If your license is revoked for an OWI, you can still get to work using an "occupational license." This is a restricted license that can be used no more than 12 hours a day and 60 hours per week to go to places such as work or church. For your first OWI, there is no waiting to period to get the occupational license. However, for a second or subsequent OWI or PAC conviction, you can't apply until 45 days into your revocation period.

Commercial Vehicles

Professional drivers are held to a higher standard. If you operate a commercial vehicle, the BAC limit is 0.04. You also can’t drink within four hours before commercial driving.

Implied Consent

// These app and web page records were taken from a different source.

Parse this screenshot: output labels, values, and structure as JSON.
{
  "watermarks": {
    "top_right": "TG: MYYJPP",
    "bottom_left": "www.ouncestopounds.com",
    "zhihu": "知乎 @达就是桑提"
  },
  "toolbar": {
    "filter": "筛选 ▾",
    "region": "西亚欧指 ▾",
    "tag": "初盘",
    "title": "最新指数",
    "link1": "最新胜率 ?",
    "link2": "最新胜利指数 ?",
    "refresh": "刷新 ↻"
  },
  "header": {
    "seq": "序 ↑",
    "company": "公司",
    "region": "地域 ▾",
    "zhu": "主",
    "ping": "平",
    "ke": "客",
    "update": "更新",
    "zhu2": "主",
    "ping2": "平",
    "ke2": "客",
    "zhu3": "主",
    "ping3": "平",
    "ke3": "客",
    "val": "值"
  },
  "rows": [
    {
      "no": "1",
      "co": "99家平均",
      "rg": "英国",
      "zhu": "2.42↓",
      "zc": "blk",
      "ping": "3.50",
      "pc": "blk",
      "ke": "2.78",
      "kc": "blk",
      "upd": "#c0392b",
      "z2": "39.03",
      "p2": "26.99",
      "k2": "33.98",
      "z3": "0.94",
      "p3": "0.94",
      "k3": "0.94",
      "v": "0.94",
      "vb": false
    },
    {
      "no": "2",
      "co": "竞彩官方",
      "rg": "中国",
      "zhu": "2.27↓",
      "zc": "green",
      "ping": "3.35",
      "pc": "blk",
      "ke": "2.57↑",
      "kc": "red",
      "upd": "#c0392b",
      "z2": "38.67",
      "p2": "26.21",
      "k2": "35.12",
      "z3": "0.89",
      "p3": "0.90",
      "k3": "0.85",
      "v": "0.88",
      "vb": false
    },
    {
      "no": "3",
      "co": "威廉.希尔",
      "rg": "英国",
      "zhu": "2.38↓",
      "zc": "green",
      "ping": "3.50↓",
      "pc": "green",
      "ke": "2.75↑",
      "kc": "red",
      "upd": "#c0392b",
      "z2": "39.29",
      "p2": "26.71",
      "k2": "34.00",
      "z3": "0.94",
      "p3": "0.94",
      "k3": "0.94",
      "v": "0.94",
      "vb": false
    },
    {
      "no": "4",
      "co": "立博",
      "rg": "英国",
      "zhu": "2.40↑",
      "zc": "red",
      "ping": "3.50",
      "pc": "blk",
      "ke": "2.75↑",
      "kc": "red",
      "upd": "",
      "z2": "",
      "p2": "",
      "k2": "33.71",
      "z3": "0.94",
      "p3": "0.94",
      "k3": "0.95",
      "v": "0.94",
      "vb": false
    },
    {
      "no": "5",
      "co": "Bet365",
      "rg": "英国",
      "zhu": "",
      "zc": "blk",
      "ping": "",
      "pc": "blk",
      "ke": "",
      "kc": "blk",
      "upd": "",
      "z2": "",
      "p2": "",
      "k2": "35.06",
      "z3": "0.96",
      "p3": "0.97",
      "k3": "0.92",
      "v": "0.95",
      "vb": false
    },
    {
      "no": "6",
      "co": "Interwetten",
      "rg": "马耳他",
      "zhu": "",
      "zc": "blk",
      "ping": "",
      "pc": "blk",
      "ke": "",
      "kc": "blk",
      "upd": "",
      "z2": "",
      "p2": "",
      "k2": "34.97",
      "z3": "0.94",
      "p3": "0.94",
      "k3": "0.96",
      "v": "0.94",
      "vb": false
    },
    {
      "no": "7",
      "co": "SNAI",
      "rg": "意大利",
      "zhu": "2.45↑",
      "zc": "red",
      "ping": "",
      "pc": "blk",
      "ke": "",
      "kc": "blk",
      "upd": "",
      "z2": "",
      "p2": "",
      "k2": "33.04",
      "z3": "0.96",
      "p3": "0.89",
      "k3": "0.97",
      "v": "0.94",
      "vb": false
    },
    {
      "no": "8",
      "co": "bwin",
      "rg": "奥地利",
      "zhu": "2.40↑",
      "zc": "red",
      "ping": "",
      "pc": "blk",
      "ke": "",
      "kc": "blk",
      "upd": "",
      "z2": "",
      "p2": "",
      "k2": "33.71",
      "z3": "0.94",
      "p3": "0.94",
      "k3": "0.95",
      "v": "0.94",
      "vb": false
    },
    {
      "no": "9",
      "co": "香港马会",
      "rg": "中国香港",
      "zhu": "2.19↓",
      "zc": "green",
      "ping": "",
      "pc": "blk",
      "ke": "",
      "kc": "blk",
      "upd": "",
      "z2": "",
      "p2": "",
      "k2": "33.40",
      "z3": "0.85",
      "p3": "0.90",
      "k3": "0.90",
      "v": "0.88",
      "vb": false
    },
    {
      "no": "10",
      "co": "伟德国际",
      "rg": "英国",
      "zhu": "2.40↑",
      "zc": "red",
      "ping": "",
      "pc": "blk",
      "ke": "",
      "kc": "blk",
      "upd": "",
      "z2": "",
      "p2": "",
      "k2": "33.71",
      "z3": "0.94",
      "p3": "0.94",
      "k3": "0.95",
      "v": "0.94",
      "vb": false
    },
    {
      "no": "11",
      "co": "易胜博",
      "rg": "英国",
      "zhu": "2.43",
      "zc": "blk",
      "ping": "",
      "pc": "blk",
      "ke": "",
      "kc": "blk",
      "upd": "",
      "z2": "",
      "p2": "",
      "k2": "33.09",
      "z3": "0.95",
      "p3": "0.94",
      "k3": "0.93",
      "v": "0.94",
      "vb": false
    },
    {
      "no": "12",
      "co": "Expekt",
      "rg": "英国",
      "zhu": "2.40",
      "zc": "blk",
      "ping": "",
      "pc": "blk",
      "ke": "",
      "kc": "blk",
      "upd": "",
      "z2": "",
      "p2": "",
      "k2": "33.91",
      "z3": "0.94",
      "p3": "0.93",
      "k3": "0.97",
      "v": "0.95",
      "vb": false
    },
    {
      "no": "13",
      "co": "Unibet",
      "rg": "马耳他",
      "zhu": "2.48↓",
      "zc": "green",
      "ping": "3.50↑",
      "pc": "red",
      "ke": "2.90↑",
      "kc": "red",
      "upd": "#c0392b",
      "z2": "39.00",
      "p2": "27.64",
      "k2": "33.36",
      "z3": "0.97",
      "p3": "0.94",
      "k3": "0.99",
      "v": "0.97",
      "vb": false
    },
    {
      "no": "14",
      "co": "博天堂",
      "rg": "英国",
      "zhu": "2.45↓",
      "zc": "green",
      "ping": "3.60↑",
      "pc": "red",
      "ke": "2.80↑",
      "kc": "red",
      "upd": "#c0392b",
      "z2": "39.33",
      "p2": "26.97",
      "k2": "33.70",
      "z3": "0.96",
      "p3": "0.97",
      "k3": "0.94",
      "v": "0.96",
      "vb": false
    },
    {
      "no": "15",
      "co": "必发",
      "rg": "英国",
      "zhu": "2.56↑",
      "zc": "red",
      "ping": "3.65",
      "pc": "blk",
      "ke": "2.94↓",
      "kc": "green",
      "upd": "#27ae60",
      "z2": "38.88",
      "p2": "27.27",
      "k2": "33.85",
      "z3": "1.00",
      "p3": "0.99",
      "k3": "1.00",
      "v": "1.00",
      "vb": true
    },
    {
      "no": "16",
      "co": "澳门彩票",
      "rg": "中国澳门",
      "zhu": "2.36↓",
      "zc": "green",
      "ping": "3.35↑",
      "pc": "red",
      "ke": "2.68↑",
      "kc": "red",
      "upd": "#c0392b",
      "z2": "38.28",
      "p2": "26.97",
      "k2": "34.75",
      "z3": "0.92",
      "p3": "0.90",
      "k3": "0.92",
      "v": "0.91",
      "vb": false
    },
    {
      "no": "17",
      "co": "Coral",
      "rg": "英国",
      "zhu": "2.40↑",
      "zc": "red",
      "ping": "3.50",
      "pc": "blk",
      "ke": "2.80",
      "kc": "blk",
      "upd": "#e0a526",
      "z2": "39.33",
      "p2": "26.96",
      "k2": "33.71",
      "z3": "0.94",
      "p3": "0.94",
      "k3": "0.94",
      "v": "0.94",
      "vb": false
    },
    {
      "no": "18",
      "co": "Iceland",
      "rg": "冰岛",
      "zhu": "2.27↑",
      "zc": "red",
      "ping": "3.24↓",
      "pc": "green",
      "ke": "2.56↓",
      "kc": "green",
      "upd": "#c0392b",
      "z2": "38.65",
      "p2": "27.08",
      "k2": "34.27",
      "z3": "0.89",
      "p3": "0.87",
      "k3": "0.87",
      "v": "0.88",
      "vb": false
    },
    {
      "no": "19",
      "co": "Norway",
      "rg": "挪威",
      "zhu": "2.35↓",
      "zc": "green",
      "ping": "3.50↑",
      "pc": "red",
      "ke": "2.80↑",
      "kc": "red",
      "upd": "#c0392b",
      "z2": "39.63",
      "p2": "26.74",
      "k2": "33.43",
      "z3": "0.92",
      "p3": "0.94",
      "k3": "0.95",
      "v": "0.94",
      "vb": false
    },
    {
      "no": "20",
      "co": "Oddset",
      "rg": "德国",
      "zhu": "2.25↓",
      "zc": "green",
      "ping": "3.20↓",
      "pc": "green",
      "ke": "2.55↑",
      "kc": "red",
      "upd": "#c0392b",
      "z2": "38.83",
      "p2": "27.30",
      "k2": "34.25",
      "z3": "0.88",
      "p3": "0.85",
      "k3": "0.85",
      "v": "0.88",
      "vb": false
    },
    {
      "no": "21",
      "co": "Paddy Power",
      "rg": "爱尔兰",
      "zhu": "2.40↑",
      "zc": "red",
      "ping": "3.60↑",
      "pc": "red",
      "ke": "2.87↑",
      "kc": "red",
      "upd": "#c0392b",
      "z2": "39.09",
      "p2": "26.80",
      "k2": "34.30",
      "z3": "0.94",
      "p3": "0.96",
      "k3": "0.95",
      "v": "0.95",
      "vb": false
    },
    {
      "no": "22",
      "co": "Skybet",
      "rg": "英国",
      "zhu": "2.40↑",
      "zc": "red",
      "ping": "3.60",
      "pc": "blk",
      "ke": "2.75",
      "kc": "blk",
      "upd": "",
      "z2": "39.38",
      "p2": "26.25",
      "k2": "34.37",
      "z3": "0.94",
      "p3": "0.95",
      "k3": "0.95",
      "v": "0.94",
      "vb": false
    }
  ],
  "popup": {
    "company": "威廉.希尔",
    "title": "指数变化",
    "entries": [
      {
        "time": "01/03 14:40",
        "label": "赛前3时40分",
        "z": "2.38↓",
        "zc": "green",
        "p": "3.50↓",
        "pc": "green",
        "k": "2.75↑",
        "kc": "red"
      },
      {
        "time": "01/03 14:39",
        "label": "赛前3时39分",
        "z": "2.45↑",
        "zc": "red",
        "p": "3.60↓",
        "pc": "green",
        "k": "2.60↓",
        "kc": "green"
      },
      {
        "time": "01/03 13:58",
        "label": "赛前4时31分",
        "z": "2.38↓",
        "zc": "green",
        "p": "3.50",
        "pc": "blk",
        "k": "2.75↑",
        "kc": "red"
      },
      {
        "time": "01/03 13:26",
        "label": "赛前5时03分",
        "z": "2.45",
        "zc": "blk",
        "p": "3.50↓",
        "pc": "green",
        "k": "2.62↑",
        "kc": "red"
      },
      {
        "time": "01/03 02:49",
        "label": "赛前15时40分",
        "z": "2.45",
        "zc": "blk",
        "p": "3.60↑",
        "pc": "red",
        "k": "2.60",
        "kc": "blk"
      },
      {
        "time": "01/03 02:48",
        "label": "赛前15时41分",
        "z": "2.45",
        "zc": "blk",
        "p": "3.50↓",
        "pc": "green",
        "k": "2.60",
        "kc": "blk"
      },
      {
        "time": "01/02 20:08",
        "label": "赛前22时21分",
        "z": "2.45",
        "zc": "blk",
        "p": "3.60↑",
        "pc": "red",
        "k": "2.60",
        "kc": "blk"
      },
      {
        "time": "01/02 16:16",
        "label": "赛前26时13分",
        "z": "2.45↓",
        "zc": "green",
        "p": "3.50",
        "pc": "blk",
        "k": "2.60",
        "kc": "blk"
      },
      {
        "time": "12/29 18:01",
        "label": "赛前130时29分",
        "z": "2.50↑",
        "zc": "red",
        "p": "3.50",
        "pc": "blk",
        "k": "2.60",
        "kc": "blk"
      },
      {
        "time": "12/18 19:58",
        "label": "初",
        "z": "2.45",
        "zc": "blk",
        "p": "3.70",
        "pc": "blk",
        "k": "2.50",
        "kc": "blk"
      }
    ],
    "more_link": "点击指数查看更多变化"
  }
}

Wisconsin has an "implied consent" law. This means, if you're driving, you agree to take a drug or alcohol test if there’s reason to think you're driving under the influence. Refusing to take a test is a one-year license revocation and one year IID. If it's your second offense within 10 years, it's a two-year license revocation and 1-2 year IID use. If a third offense, it's a three-year license revocation and 1-3 years of having an IID.

Additional factors increase your license revocation for refusing a chemical test. If you have a child in the law, the max revocation and IID is two years for a first offense, four years for a second offense, and six years for a third offense. Also, for a first test refusal, you can't get the occupational license for 30 days, for a second refusal 90 days, and for a third refusal 120 days.

Getting Legal Help

If you're facing a DUI charge in Wisconsin, you should quickly contact an experienced Wisconsin DUI attorney or your public defender. Working with an experienced lawyer should help you get back to driving as soon as possible.

Next Steps: Search for a Local Attorney

Contact a qualified attorney.